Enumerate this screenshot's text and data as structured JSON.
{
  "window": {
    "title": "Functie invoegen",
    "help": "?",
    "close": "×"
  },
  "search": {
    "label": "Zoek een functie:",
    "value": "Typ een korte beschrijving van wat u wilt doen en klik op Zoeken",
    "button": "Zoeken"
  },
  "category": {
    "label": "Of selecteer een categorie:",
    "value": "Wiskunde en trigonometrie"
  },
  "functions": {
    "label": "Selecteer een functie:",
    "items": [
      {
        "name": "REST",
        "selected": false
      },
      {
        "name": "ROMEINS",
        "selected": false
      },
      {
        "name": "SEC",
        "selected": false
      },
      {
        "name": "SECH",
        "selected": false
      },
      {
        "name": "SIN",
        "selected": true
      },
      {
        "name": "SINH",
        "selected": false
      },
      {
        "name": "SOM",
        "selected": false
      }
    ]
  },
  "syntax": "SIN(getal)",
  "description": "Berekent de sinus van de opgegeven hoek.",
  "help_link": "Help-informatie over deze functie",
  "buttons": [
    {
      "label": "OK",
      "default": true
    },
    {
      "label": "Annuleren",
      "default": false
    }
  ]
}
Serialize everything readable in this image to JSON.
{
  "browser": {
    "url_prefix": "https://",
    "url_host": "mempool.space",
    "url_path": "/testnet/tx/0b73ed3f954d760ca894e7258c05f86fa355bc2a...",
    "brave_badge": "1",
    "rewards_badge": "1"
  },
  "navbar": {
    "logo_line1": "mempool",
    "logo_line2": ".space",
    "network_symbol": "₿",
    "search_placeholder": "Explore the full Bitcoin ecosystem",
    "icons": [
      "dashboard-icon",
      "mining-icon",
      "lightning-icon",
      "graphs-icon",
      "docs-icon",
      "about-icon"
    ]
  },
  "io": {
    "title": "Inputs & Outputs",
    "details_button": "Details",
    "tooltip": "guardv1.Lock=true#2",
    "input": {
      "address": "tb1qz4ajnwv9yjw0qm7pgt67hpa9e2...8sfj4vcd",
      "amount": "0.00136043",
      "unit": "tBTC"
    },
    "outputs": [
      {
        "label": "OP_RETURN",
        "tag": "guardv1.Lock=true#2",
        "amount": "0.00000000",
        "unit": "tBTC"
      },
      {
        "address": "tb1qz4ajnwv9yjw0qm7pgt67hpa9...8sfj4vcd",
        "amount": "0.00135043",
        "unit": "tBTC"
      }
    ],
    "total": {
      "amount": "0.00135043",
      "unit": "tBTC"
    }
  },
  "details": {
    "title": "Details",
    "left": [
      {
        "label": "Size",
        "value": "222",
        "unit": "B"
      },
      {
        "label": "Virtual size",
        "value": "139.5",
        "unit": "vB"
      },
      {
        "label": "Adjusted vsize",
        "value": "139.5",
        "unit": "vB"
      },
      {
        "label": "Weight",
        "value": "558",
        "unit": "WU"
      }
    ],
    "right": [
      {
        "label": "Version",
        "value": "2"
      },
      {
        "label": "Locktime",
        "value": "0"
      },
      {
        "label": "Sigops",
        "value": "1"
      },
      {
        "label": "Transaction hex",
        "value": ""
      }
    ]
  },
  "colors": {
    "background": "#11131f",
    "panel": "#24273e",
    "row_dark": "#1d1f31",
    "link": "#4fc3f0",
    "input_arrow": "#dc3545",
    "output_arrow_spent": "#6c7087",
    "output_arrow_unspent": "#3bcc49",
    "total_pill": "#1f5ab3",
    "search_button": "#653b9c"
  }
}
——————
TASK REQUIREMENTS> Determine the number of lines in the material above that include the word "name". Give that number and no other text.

SOLUTION TO THE PROBLEM> 7